Which lines run from the one containing "What data populates" through the end of the data? Write them out exactly, with the pictures left out.
** Opening Data records block **
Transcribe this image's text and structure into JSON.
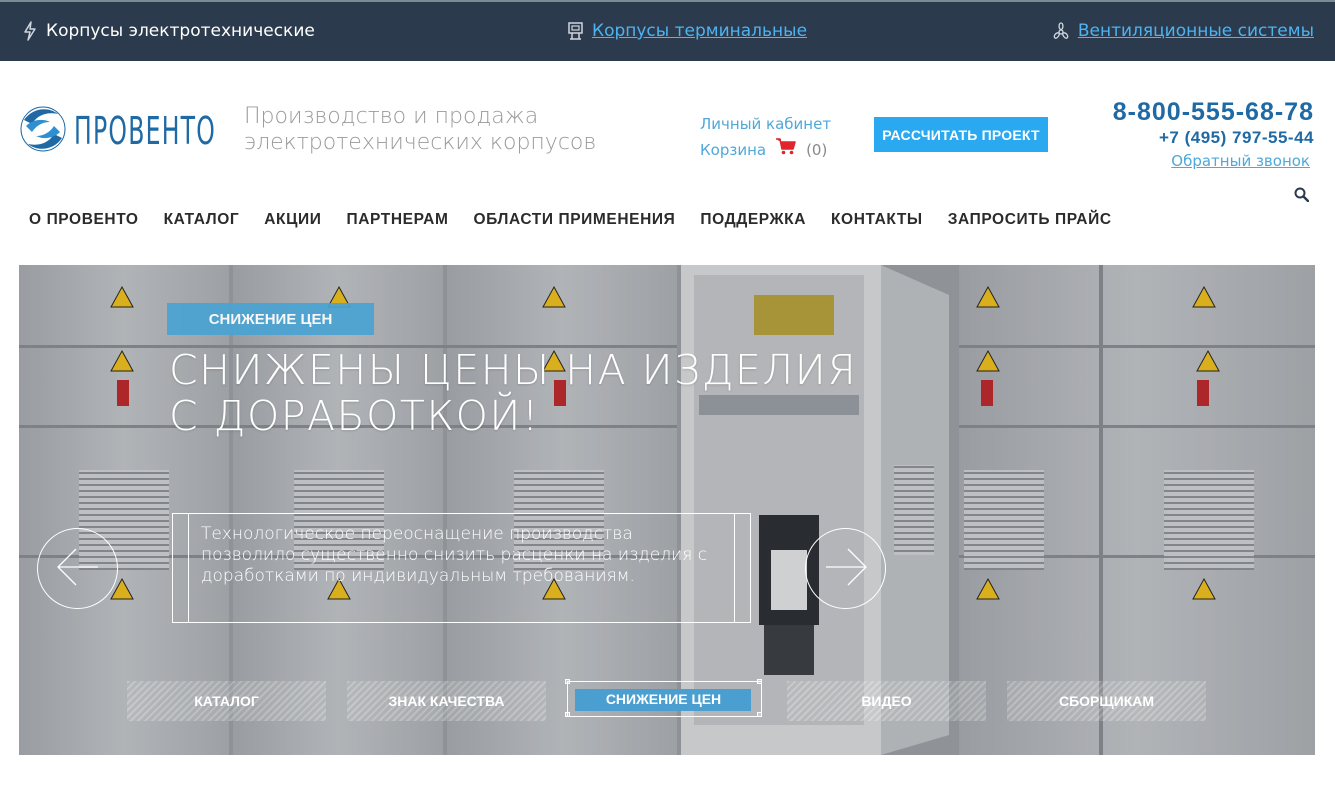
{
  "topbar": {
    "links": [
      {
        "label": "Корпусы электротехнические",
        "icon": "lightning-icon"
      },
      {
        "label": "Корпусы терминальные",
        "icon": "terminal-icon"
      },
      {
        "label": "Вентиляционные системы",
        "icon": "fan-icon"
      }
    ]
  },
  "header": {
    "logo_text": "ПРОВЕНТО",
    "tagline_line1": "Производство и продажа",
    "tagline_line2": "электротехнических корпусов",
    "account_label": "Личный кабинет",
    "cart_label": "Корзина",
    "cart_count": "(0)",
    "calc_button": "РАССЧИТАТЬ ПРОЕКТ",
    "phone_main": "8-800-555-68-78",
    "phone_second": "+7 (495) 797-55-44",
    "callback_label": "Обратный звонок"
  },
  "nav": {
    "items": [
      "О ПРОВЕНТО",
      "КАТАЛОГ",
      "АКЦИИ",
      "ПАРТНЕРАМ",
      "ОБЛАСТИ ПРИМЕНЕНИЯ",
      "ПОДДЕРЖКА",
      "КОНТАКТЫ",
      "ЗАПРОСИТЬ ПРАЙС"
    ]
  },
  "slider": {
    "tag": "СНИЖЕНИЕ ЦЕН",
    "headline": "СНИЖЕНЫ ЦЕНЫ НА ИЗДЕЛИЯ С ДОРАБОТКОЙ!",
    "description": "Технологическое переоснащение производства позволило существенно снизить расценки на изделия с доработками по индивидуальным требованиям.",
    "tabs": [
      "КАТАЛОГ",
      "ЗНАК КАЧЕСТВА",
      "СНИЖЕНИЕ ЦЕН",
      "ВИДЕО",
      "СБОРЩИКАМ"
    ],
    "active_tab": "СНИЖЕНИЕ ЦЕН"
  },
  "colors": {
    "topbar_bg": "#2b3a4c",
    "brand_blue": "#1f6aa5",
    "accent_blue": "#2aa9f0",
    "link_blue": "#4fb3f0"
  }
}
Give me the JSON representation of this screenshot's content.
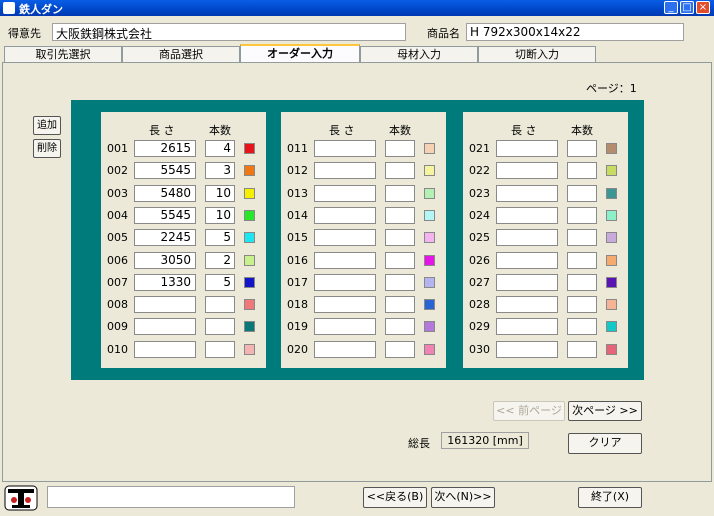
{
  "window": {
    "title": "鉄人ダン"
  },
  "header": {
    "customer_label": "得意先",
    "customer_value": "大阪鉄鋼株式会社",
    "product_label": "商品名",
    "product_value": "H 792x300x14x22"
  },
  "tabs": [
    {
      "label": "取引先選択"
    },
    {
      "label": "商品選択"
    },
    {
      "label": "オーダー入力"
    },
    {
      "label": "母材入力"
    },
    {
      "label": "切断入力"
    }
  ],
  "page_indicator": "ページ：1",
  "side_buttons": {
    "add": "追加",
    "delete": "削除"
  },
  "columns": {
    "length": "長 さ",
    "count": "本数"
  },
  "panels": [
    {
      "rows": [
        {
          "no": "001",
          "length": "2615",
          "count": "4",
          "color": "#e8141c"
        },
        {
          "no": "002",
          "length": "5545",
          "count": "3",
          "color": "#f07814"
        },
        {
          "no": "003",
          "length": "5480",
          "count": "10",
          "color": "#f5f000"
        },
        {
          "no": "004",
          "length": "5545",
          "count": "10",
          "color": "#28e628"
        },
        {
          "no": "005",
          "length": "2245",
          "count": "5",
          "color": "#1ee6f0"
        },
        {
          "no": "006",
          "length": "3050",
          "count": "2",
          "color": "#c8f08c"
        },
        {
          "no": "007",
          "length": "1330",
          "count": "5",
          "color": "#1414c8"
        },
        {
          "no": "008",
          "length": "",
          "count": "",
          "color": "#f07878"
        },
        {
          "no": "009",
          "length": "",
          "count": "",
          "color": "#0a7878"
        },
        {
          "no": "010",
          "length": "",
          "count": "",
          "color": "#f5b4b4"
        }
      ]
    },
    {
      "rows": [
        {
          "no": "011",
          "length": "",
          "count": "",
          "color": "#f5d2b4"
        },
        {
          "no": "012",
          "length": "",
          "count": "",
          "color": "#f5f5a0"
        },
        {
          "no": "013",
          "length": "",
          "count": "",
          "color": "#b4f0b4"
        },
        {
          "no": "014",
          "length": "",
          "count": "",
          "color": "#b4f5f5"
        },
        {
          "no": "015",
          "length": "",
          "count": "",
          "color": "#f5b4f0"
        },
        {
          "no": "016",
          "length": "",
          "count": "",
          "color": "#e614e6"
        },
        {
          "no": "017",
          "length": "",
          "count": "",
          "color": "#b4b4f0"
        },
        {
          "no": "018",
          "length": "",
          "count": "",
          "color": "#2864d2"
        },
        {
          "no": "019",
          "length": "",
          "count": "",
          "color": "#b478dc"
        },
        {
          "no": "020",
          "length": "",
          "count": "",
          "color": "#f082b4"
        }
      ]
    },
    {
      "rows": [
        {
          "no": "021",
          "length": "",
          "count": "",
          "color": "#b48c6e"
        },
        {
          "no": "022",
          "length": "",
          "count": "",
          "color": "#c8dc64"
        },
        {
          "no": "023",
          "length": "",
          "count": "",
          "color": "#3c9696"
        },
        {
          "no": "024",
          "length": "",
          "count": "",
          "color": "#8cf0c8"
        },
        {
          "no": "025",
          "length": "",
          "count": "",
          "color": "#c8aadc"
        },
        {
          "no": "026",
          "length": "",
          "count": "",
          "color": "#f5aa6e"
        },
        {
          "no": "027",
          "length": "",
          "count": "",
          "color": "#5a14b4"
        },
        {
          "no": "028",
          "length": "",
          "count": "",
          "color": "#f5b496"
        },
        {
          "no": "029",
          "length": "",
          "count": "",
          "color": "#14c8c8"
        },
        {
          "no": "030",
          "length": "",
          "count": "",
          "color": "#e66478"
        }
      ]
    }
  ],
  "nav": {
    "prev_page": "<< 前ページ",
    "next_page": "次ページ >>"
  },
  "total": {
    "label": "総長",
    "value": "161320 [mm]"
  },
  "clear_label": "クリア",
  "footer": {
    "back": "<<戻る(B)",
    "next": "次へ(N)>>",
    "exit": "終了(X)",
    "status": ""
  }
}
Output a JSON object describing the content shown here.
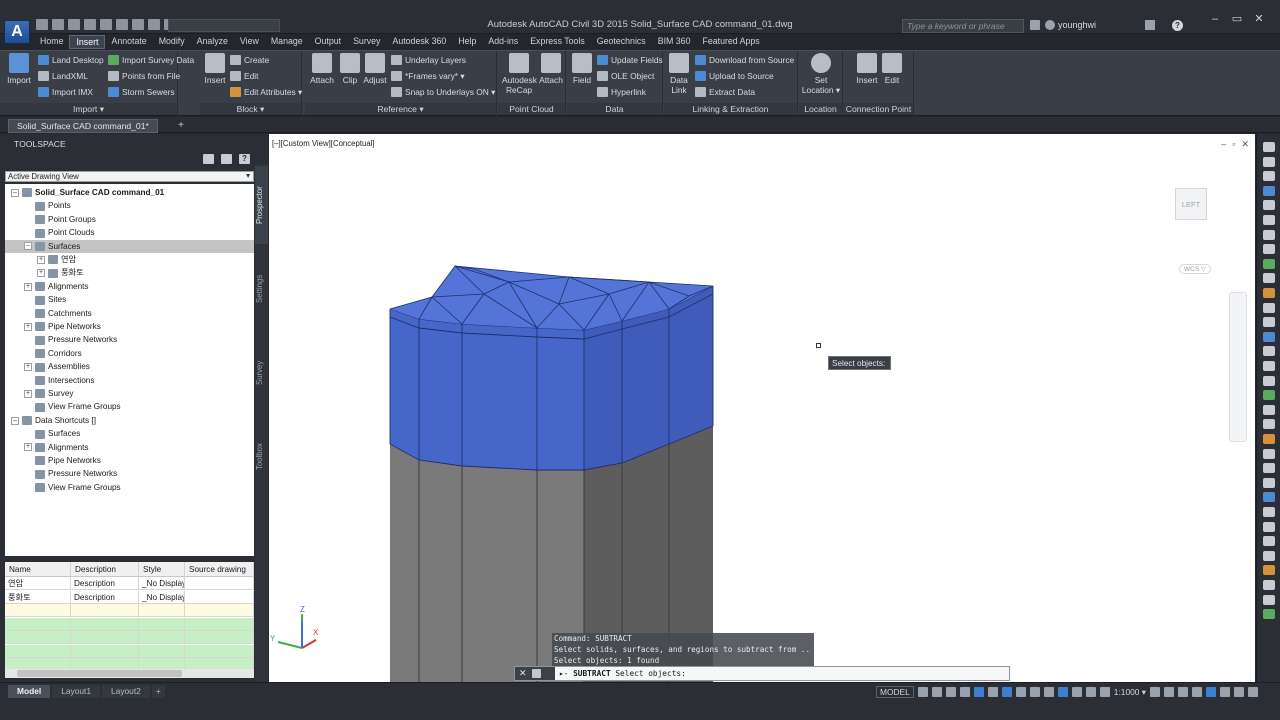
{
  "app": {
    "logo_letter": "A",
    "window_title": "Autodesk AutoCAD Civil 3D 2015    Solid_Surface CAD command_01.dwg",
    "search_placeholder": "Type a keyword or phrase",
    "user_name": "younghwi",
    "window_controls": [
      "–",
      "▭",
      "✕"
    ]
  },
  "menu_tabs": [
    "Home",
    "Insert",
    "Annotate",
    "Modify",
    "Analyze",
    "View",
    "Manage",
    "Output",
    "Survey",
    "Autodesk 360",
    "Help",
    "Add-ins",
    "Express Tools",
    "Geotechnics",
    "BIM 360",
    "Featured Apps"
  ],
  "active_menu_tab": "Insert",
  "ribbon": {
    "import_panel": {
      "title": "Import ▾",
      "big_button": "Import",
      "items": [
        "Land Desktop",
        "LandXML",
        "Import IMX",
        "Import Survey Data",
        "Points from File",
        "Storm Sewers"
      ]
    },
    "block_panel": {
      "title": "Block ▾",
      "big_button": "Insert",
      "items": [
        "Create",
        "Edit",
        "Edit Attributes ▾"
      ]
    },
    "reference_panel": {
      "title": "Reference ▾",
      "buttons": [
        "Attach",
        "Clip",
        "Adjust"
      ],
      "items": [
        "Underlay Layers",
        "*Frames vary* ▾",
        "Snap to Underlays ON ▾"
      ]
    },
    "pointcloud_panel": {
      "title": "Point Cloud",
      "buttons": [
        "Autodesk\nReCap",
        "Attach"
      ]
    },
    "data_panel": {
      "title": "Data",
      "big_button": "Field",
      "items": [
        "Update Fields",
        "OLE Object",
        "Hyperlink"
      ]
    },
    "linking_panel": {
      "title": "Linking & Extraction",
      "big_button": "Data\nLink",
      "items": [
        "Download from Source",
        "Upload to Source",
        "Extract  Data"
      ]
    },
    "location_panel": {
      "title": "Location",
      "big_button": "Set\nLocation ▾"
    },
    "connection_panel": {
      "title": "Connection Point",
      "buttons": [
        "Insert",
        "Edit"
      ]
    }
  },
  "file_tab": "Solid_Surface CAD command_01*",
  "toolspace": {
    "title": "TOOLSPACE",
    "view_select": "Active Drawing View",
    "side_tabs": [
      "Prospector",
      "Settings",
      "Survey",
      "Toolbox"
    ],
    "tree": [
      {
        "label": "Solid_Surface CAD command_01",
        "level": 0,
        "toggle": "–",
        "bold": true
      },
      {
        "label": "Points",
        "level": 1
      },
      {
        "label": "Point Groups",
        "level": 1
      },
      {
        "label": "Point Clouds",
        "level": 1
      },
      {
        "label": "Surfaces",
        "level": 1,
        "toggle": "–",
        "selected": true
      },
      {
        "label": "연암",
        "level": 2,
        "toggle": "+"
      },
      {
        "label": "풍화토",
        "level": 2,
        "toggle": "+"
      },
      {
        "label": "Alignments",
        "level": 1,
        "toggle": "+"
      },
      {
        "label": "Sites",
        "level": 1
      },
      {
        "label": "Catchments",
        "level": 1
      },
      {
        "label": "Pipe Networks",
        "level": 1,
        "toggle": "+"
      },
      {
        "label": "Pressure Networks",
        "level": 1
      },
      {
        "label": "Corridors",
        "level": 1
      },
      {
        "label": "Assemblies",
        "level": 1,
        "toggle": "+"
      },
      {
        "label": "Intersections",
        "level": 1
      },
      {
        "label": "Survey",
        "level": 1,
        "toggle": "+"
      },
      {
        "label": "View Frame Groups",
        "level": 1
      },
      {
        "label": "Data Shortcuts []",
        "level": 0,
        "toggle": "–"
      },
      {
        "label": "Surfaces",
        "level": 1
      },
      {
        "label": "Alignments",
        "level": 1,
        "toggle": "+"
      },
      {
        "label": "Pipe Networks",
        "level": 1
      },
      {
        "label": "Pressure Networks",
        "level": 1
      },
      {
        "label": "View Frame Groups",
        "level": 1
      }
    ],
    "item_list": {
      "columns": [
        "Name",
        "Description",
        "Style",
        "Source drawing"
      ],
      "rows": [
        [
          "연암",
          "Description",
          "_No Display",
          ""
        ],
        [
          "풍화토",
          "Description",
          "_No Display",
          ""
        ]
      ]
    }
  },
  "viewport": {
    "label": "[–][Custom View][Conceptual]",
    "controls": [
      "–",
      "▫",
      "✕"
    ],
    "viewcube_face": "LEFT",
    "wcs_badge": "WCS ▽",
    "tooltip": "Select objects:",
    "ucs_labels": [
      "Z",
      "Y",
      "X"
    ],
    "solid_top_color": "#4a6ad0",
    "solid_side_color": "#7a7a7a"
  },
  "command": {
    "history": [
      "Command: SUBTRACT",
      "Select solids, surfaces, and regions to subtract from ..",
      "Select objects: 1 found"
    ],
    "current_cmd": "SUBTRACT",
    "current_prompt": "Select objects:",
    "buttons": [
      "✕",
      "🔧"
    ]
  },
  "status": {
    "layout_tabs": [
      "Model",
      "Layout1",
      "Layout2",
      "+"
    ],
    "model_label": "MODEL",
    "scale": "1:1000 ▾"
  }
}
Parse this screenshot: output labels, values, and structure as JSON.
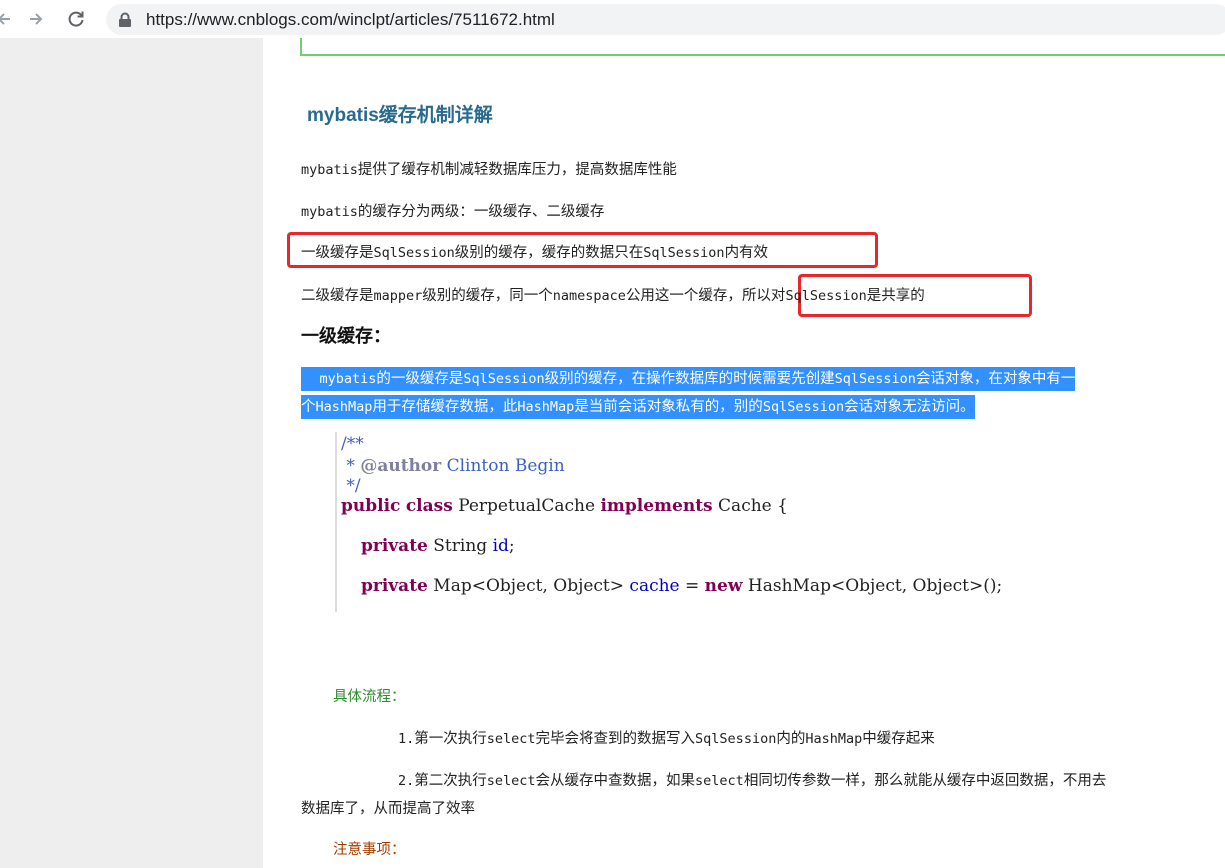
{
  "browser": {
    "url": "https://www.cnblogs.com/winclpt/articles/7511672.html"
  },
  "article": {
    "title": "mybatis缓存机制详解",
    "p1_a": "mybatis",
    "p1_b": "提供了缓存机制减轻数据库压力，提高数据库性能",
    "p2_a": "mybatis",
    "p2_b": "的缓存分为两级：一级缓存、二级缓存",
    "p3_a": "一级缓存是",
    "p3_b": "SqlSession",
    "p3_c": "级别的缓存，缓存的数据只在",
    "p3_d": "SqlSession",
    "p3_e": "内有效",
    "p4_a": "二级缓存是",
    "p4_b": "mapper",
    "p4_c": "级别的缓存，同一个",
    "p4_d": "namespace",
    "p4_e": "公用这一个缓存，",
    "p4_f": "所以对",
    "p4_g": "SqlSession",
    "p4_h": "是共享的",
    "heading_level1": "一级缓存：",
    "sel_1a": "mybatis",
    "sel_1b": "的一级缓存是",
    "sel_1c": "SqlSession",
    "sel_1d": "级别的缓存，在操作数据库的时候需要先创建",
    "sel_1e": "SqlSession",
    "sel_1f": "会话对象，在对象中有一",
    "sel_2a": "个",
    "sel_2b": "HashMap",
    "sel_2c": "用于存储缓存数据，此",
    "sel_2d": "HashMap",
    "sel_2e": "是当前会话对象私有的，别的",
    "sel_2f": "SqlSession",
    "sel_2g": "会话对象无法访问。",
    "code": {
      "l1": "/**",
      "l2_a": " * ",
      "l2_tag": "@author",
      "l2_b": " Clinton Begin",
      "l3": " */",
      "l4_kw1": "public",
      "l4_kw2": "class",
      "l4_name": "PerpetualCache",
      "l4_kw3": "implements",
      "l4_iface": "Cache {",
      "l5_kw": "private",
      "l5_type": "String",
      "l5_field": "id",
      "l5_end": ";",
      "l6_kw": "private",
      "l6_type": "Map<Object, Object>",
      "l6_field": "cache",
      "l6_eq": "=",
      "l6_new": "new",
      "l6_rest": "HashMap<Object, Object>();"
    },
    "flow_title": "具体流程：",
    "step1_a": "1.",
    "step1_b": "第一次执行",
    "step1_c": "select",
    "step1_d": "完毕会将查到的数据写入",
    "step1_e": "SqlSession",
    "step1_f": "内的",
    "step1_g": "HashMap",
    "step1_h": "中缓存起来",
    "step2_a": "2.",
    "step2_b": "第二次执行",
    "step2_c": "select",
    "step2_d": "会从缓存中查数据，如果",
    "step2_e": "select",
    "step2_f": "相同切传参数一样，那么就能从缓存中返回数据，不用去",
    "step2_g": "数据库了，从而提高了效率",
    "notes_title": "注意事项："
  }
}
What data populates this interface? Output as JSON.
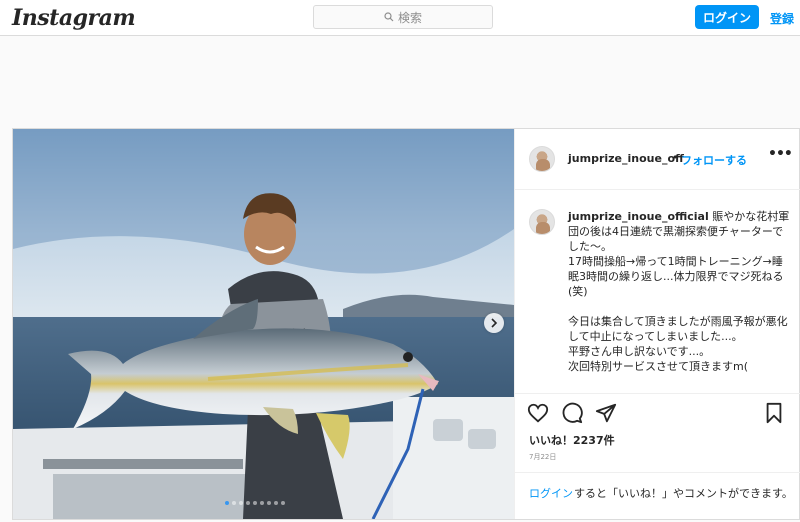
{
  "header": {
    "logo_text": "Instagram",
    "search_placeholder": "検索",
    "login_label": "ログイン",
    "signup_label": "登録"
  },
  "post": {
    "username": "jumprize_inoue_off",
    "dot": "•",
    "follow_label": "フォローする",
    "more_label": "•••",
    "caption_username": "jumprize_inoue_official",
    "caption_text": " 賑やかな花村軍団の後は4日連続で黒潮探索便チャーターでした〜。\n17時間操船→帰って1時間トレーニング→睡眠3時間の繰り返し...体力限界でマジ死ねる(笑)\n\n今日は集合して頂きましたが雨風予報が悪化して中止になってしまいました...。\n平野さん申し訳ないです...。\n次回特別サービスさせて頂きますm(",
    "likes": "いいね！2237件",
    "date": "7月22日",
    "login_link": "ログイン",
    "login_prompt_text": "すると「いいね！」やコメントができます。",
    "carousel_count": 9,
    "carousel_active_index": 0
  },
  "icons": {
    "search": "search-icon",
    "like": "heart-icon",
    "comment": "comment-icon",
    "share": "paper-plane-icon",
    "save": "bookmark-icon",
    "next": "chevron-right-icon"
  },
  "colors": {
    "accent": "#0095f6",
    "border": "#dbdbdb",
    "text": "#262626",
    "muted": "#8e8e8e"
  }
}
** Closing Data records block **
◆ **Exercise solution**
What data populates this interface? Output as JSON.
{
  "header": {
    "logo_text": "Instagram",
    "search_placeholder": "検索",
    "login_label": "ログイン",
    "signup_label": "登録"
  },
  "post": {
    "username": "jumprize_inoue_off",
    "dot": "•",
    "follow_label": "フォローする",
    "more_label": "•••",
    "caption_username": "jumprize_inoue_official",
    "caption_text": " 賑やかな花村軍団の後は4日連続で黒潮探索便チャーターでした〜。\n17時間操船→帰って1時間トレーニング→睡眠3時間の繰り返し...体力限界でマジ死ねる(笑)\n\n今日は集合して頂きましたが雨風予報が悪化して中止になってしまいました...。\n平野さん申し訳ないです...。\n次回特別サービスさせて頂きますm(",
    "likes": "いいね！2237件",
    "date": "7月22日",
    "login_link": "ログイン",
    "login_prompt_text": "すると「いいね！」やコメントができます。",
    "carousel_count": 9,
    "carousel_active_index": 0
  },
  "icons": {
    "search": "search-icon",
    "like": "heart-icon",
    "comment": "comment-icon",
    "share": "paper-plane-icon",
    "save": "bookmark-icon",
    "next": "chevron-right-icon"
  },
  "colors": {
    "accent": "#0095f6",
    "border": "#dbdbdb",
    "text": "#262626",
    "muted": "#8e8e8e"
  }
}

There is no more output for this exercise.